Store brands are also great to swap in for other popular items. For example, grab a store brand sparking water instead of fancy flavored beverages. Then pick up a few boxes of True Citrus Lemonade and Limeade to mix in. You can create your own variety of flavors that taste just as good as the name brand beverages, but at a much lower price point. And because True Lemon drink mixes are made with only simple, non-GMO ingredients, you can feel confident you’re staying healthy while drinking more water deliciously.

Check for extra coupons online or in your newspaper circular. Be sure to use them wisely and only for items you know you will use. Coupons are perfect for stocking up on cleaning supplies and household items, too. Cutting your costs on other items you use regularly will leave you more money to spend on nutritious foods.

A woman reading the label on a box at the grocery store.
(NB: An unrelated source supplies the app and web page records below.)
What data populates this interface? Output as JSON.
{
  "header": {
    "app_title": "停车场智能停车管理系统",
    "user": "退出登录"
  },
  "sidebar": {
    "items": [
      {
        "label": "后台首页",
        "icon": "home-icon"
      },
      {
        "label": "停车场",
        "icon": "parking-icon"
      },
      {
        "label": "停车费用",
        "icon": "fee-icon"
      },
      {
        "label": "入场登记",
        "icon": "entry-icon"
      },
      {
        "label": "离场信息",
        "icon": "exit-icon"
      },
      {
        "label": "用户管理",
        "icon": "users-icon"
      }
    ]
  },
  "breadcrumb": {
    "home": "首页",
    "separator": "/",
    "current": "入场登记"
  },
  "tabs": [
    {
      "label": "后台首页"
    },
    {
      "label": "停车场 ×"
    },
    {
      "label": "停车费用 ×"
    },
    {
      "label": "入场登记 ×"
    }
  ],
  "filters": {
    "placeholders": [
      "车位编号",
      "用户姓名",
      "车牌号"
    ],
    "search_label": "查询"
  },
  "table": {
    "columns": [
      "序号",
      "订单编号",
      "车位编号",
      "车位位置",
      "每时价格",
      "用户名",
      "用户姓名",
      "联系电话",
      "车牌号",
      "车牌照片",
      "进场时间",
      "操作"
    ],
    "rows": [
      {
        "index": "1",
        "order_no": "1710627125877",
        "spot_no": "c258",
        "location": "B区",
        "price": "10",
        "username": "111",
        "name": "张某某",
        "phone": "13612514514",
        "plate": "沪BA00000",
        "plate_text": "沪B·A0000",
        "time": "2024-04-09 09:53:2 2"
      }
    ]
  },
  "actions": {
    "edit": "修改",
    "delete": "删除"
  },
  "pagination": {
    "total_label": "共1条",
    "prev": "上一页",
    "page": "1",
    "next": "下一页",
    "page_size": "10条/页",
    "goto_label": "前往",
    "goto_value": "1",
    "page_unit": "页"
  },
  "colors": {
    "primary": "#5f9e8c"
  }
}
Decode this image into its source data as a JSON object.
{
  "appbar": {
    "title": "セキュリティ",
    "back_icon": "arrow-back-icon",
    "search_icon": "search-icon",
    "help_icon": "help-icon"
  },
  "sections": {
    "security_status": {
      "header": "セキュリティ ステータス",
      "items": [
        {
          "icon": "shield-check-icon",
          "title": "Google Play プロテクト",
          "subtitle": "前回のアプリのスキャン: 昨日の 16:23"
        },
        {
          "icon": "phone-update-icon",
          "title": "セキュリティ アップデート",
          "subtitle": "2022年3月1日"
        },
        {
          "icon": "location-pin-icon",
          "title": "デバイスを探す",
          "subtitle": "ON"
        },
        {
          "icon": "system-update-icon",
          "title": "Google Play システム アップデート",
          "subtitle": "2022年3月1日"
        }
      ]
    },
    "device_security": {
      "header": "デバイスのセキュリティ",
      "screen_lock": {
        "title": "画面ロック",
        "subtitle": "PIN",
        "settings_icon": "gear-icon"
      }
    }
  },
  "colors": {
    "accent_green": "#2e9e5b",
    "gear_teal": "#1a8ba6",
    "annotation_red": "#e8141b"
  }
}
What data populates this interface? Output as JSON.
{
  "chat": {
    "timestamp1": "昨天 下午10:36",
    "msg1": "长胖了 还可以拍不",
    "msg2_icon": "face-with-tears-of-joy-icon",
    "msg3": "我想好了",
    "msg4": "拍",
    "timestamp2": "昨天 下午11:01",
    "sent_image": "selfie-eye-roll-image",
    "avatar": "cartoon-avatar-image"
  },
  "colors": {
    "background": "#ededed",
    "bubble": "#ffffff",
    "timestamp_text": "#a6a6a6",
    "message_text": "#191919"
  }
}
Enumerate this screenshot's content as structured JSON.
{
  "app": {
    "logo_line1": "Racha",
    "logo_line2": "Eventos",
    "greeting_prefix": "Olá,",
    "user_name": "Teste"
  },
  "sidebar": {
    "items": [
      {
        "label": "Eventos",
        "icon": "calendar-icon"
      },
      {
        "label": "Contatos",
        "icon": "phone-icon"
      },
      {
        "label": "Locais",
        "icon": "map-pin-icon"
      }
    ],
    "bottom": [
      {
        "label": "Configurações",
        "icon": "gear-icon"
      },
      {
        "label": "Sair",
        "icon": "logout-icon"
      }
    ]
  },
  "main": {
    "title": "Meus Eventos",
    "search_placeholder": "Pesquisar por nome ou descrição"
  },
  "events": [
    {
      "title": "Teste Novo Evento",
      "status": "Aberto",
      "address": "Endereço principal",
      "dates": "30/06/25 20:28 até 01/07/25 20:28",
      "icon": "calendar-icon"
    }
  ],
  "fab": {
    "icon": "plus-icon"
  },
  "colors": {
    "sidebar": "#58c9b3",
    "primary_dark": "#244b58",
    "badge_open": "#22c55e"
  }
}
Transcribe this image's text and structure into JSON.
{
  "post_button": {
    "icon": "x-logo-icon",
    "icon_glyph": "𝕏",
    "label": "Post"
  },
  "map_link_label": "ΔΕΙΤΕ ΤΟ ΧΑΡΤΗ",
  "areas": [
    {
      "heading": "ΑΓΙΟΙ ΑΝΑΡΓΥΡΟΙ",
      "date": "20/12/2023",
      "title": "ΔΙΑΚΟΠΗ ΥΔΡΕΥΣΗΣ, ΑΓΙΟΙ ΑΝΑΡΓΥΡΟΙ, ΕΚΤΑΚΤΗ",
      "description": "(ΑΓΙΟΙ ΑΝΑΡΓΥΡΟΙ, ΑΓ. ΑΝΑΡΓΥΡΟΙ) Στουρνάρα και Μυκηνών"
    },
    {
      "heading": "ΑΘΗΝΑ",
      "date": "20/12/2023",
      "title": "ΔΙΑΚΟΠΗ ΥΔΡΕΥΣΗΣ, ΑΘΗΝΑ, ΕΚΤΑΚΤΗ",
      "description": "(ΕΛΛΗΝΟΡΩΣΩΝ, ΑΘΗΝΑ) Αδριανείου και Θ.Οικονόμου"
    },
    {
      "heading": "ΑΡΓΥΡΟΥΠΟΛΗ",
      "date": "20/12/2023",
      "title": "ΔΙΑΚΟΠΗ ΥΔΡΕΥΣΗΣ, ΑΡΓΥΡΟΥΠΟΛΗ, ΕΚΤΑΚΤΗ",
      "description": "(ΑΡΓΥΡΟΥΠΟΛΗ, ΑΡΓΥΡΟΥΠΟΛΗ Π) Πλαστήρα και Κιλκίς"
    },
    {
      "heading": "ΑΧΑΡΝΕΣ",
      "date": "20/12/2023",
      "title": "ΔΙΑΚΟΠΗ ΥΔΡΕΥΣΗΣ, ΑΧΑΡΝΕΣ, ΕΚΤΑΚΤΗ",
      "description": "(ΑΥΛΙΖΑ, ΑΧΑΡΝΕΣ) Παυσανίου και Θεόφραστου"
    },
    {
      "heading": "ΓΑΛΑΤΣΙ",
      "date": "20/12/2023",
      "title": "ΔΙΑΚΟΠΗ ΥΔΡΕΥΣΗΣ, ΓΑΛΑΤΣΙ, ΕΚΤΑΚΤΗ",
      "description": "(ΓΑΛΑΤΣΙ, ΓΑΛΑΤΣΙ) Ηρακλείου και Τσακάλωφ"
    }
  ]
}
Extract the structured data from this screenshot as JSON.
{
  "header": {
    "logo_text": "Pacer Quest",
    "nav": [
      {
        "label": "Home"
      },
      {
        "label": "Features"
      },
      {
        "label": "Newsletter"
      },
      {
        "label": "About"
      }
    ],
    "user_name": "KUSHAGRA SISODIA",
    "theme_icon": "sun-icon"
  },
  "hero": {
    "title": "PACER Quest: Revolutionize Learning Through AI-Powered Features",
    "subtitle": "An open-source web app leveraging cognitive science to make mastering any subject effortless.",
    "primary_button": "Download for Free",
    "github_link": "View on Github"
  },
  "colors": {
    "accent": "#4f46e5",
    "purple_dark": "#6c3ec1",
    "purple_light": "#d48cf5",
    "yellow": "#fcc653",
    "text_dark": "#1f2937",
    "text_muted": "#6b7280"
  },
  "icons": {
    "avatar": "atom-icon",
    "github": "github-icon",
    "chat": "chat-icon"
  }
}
4.       Make a list and stick to it.

Be prepared and avoid impulse buys. Check your weekly ads, plan your meals with healthy recipes, and make your grocery list. Knowing what items you need before you head to the store will keep you focused. Avoid sashaying down the aisles you don’t need and swiping right on that box of cookies that doesn’t meet your requirements.

Pro Tip: DON’T. SHOP. HUNGRY.We’ve all been there. You walk into the store on an empty stomach and shovel all the sweets and treats into your cart at once. The more prepared you are, the more healthy choices you’ll make.

A mom and her kid watering plants in their garden.

5.       Start an at home garden.

If you have a small space and a green thumb (or at least the ability to do a little research), try starting your own garden at home. Gardens are budget friendly. Herbs like basil and mint are fairly easily to grow at home, both indoors and outdoors. Produce like lettuce, tomatoes, squash and carrots are among the easiest for beginner gardeners, and some can be grown year-round. And if you’re garden takes off just pick, chop and freeze your goodies for later.

 BONUS: Skip the coffee shop and save with True Lemon Energys

Small, daily costs like buying a latte or a cup of coffee can add up over time, and depending on where you live, a single cup of coffee can cost up to $3. A box of True Lemon Energy comes with six packets and is $4.24.

Each packet has 120mg of caffeine, which is about the same as a large cup of coffee. Unlike coffee, though, True Lemon Energy is powered by clean caffeine from green tea, so you won't get the same kind of caffeine crash that you get with coffee!

Amy Cimo, R.D. Avatar

Written by

Amy Cimo is a Nutrition Coach, Personal Trainer and Wellness Enthusiast based out of Baton Rouge, Louisiana. After going through her own health journey, she found her passion in helping others find balance between nutrition, physical activity and mindset to live healthy and be truly happy. Amy attended Louisiana State University where she received a Bachelor of Arts in Mass Communication and a Bachelor of Science in Business Administration. She became a Certified Personal Trainer in 2021 through the National Academy of Sports Medicine (NASM) and a Certified Nutrition Coach in 2022 through Precision Nutrition.